3202.17 - Mechanics

Course number
Upper Secondary School with levels: Math A, Physics B and Chemistry C
To give students knowledge about the fundamental laws and methods in classical mechanics that enable the student to solve idealized mechanical problems.
Kinematics, motion in one, two and three dimensions, the laws of Newton, Hooke’s law, conservation rules, work and energy, conservative forces, rotation, particle systems, rigid bodies, gravitation, oscillating motions, equilibrium and elasticity, fluid mechanics, mechanical waves.
Learning and teaching approaches
Lectures, problem solving and self-study.
Learning outcomes
A student who has met the objectives of the course will be able to: • Apply the kinematic concepts position, velocity, and acceleration, and recognize important types of motion such as projectile motion and circular motion. • Identify forces and sketch free body diagrams for simple mechanical systems consisting of particles and rigid bodies. • Apply Newton's laws for translation and rotational motion to simple mechanical systems consisting of particles and rigid bodies. • Compute the work and impulse of a force and apply the work-energy theorem to simple mechanical systems. • Formulate the principles of conservation of momentum, angular momentum and mechanical energy and apply these principles to simple mechanical systems. • Apply the conditions for equilibrium to simple mechanical systems. • Apply the continuity equation and Bernoulli's equation to simple stationary flows. • Compute the characteristics of periodic motion waves for simple mechanical systems.

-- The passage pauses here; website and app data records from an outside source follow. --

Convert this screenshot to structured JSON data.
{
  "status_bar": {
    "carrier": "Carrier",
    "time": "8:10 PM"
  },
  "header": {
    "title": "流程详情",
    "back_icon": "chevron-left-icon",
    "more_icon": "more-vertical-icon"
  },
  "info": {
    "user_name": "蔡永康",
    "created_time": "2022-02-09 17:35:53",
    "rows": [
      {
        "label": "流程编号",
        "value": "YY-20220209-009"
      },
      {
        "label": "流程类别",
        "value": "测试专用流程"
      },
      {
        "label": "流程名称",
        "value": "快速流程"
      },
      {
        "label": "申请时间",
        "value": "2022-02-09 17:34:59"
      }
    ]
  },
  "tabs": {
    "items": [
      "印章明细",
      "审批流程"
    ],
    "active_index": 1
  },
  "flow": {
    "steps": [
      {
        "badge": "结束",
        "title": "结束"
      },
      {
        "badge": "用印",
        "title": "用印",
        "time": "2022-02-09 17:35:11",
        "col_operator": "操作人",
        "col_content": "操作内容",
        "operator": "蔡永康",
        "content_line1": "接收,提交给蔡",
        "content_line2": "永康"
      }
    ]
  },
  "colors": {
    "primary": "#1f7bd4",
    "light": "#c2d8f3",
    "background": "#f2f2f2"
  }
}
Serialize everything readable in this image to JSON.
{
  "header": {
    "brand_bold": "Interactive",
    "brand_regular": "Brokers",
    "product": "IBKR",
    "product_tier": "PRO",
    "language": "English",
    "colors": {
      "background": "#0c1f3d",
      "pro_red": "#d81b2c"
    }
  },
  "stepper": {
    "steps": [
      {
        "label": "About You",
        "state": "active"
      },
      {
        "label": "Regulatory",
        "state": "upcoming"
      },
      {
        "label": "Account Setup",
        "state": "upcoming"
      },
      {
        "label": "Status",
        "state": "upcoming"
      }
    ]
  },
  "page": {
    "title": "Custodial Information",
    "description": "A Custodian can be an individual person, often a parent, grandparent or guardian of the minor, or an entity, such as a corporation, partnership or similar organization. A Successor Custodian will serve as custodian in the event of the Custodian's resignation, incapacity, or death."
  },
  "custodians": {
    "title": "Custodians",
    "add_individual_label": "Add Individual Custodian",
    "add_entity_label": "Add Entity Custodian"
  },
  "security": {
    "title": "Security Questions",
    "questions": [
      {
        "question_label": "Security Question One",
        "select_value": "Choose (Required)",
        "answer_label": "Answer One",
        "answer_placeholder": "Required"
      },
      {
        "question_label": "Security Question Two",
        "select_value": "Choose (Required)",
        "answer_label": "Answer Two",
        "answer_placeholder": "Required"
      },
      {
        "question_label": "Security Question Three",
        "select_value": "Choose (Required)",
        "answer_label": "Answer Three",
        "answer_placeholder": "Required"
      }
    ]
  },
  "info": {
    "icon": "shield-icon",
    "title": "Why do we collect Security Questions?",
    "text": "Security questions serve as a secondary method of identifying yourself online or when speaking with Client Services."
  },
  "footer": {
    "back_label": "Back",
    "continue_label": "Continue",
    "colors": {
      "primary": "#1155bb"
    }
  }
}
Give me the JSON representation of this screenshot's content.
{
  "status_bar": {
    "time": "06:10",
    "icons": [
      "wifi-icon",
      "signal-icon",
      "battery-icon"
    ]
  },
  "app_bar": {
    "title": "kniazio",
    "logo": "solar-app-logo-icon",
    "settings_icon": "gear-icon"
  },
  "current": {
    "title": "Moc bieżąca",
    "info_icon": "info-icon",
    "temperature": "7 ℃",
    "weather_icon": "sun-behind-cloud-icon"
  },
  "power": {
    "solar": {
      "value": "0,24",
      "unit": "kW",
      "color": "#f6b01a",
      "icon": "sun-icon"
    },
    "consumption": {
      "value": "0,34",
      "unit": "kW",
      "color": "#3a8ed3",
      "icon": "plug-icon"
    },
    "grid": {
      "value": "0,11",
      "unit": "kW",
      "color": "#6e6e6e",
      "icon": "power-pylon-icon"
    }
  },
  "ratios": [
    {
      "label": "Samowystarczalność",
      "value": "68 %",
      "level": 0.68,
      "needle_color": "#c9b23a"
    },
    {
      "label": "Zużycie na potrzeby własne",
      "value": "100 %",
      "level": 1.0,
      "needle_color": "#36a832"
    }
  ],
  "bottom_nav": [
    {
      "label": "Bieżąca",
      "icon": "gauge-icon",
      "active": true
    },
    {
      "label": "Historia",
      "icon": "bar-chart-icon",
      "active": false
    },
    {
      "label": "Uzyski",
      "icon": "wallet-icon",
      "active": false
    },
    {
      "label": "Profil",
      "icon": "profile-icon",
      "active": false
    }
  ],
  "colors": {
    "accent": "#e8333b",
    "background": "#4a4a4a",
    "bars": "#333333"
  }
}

Assessment method
A 4-hour written examination. Reference material not permitted. There are four mandatory submissions that will correspond to 20% of the final grade. The written examination must be passed to pass the course.
Marking scale
University Physics with modern physics, Young and Freedman, Pearson, 14th Ed. 2016 or newer.
Bárður Arnsteinsson Niclasen